QUINCY, Mass--The Standards Council at the National Fire Protection Association rejected the National Burglar & Fire Alarm Association's appeal of NFPA 731, a standard for the Installation of Electronic Premises Security Systems, in late July. NFPA 731 has now been approved and will be available in the fall. However, the council did note that there were technical errors in the measure.
Those errors were brought to the table when the council discussed the NBFAA's appeal to send NFPA 731 back to the Technical Committee on Premises Security to be reviewed.
This fall, the committee will evaluate two sections in NFPA 731 that discuss circuit and power supply standards for alarm systems.

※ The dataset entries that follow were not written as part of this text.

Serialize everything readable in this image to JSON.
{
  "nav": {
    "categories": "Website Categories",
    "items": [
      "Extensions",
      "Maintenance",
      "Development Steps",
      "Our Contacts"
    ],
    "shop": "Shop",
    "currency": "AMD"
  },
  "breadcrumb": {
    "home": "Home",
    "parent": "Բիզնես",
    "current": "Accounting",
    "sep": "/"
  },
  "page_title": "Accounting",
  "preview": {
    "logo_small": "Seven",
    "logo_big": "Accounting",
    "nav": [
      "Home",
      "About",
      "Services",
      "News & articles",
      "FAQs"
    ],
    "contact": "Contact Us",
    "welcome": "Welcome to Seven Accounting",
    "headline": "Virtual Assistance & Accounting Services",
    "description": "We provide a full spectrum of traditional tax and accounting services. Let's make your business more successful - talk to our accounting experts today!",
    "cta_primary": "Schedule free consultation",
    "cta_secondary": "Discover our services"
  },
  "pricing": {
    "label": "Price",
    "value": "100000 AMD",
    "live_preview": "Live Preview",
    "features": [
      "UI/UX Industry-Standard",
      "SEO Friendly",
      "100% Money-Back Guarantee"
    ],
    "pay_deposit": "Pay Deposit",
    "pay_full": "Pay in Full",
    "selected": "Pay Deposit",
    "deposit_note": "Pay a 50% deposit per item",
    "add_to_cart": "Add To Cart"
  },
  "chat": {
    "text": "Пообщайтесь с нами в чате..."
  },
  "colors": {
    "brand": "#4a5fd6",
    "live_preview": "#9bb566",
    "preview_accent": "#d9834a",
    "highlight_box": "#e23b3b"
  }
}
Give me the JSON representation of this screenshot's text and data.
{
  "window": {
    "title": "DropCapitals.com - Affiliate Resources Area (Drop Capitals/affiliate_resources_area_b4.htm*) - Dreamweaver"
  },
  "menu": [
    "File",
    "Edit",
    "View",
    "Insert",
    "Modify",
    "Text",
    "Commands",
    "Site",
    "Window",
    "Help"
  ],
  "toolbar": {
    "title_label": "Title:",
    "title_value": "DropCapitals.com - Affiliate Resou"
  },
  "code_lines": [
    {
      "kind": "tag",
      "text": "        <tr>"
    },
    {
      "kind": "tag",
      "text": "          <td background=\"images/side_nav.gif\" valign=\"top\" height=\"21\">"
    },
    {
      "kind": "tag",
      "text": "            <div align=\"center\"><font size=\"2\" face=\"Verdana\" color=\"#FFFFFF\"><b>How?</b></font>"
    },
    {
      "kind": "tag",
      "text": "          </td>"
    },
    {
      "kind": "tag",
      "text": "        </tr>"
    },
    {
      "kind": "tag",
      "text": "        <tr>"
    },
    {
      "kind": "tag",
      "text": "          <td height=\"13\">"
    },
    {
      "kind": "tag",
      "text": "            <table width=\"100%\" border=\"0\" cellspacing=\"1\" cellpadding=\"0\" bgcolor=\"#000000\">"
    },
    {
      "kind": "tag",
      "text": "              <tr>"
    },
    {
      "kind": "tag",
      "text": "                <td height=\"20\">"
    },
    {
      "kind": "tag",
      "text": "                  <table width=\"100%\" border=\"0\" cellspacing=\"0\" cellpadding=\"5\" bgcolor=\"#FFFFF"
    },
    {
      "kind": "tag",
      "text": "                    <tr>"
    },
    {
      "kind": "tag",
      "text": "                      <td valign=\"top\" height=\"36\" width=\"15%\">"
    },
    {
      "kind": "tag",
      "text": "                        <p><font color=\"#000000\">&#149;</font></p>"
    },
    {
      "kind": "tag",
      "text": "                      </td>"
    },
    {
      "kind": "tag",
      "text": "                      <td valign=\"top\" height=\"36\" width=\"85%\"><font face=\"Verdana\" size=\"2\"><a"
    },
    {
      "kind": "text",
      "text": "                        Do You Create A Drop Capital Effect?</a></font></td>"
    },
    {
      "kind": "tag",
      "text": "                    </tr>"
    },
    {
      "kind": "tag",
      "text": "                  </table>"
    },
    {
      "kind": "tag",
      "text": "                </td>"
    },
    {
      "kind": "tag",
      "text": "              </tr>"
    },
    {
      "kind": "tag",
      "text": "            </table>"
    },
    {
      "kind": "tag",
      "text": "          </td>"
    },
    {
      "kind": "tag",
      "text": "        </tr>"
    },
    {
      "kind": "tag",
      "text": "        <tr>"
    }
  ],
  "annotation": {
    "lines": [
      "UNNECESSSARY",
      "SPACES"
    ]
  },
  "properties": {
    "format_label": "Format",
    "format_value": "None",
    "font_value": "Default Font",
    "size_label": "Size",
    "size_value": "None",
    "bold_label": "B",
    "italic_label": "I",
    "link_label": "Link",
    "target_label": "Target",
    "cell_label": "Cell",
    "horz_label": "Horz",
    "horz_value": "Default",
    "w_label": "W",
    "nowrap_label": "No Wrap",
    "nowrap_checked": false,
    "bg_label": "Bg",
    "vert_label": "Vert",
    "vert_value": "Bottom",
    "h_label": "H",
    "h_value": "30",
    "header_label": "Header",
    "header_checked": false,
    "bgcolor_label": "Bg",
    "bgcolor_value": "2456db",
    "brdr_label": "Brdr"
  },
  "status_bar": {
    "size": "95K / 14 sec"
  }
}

These sections raised technical concerns during the Standards Council briefing in late July. The technical concerns were originally announced in May in a position paper by the NBFAA, which expressed that the current equipment available to the industry would not meet what NFPA 731 proposed. The committee will file a Technical Interim Amendment that first looks at the language of those items that will be adjusted in the NFPA.
John Fannin, a member of the Technical Committee on Premises Security and industry consultant, said from pre-731 to post-731 the change the industry may see most is a strict requirement with the National Electric Code NFPA 70, otherwise the requirements are common sense.
"People, who are truly in the security business are going to be impacted positively (by the standard)," Fannin said. "It will support their good business practices, and discourage those that have bad business practices."
This summer, the NBFAA applied for membership on the Technical Committee on Premises Security and has two representatives on the committee. According to Scot Colby, NBFAA president, the association did apply for a committee seat roughly one year ago, but was denied due to the committee being full.
With representation on the board, both associations can work together to develop accurate standards.
"We can clarify to the committee the need for changes," he said. "The committee is generally open-minded."